Amtrak is about to open its doors to a second year of its writer residency program.
You might remember #AmtrakResidency was born on Twitter late 2013, after author Alexander Chee casually mentioned his favorite place to write was on the train. Chee said on the PEN America site that he wished “Amtrak had residencies for writers.”
In just six days, #AmtrakResidency garnered thousands of mentions, and the company decided to initiate a writer program.
“We thought 21,000 Twitter mentions was a big deal, but then 16,000 applications came through,” said Julia Quinn, Amtrak public relations director and head of the #AmtrakResidency program. “We were just floored.”
While Amtrak doesn’t yet have an exact date for its fall program relaunch, now would be the time to prep your application. (But make sure to follow the rules; many applications didn’t make the first cut because of things like page limitations.)
Last year, Amtrak officials took three months to comb through applications, whittling the field down from 16,000 to just 24 writers.
The program’s judges were invited to make the final selections on applications. The panel included Chee; Joe McHugh, Amtrak vice president of government affairs; Samuel Nicholson, editor with Random House and The Modern Library; and Amy Stolls, literature director with the National Endowment for the Arts.
That was a year ago. By September, Amtrak planned to allow roughly two residents a month to write while riding its cross-country trains.
“Over the last eight months, we have been honored to have these writers travel with us,” Quinn said. “You can literally take the same route two days apart and have a different experience. Some have chosen to contribute to the Amtrak blog, which is not a requirement. Some have decided to chronicle the trip on their social media properties, and some took it as a digital detox to focus on their next great project.”
Quinn said they’re going to rely heavily on resident feedback as the company moves into the second year of the program.
Amtrak will look for details regarding trip length (how many days are too many/what’s just right), and whether it’s easier for Amtrak to build the itinerary or leave that up to the resident. So far, the program has involved free travel and meals.
Some ambitious residents wanted to stay on the trains for a longer period of time than the program’s allotted two cross-country trains per leg. In those cases, residents paid for the additional travel. Others brought company and paid for their travel companions.
“We’re getting the lessons learned from a writer’s perspective and lessons learned from our perspective,” she said, mentioning the application window will be smaller. “While we were honored to have 16,000 apply, we’re not interested in having the application process go as long. But if we get 16,000 applications again in the [time] it’s open, I guess that’s a good problem to have.”
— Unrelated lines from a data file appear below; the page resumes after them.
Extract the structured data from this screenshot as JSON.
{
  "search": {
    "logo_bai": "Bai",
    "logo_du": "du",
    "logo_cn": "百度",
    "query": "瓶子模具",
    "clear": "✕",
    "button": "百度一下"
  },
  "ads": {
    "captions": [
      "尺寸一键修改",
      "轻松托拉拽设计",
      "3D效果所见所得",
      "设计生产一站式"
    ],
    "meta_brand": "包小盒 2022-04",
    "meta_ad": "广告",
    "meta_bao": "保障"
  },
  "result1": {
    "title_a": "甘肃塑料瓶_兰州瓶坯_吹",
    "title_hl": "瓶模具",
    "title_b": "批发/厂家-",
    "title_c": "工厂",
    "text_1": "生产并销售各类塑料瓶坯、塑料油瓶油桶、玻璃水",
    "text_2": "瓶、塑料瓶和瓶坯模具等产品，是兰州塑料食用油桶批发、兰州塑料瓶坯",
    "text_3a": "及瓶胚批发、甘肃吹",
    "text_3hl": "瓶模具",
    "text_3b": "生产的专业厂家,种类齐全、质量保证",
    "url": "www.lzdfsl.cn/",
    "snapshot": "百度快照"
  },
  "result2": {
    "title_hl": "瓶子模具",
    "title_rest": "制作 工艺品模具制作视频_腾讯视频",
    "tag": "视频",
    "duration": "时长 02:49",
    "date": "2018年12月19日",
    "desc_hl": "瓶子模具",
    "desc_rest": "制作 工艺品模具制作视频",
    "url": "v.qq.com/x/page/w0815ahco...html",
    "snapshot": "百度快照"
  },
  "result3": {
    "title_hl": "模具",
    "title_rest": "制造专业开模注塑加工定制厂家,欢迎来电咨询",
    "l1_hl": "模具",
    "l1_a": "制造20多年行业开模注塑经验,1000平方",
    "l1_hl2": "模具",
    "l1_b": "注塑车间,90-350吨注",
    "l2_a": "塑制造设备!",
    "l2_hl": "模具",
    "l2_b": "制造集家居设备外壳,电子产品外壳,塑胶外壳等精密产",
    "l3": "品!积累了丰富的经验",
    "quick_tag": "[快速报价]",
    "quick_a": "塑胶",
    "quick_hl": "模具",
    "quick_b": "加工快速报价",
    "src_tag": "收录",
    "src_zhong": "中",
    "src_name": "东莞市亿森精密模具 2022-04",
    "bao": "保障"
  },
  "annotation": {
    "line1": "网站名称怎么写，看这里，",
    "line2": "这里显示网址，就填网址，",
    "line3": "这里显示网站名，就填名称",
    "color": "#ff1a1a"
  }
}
Regardless, the #AmtrakResidency conversation remains active.
“[The residents] really had very different experiences,” Quinn said. “Some found it easy; others found the scenery distracting. It really is indicative of the average rider on Amtrak. It depends on how you take on the trip and what you want to get out of it.”
Whatever topic you write about, PR Newswire for Journalists gives writers the ability to create customized newsfeeds of the type of content they want to be delivered on the day/time that works best for them. Sign up here.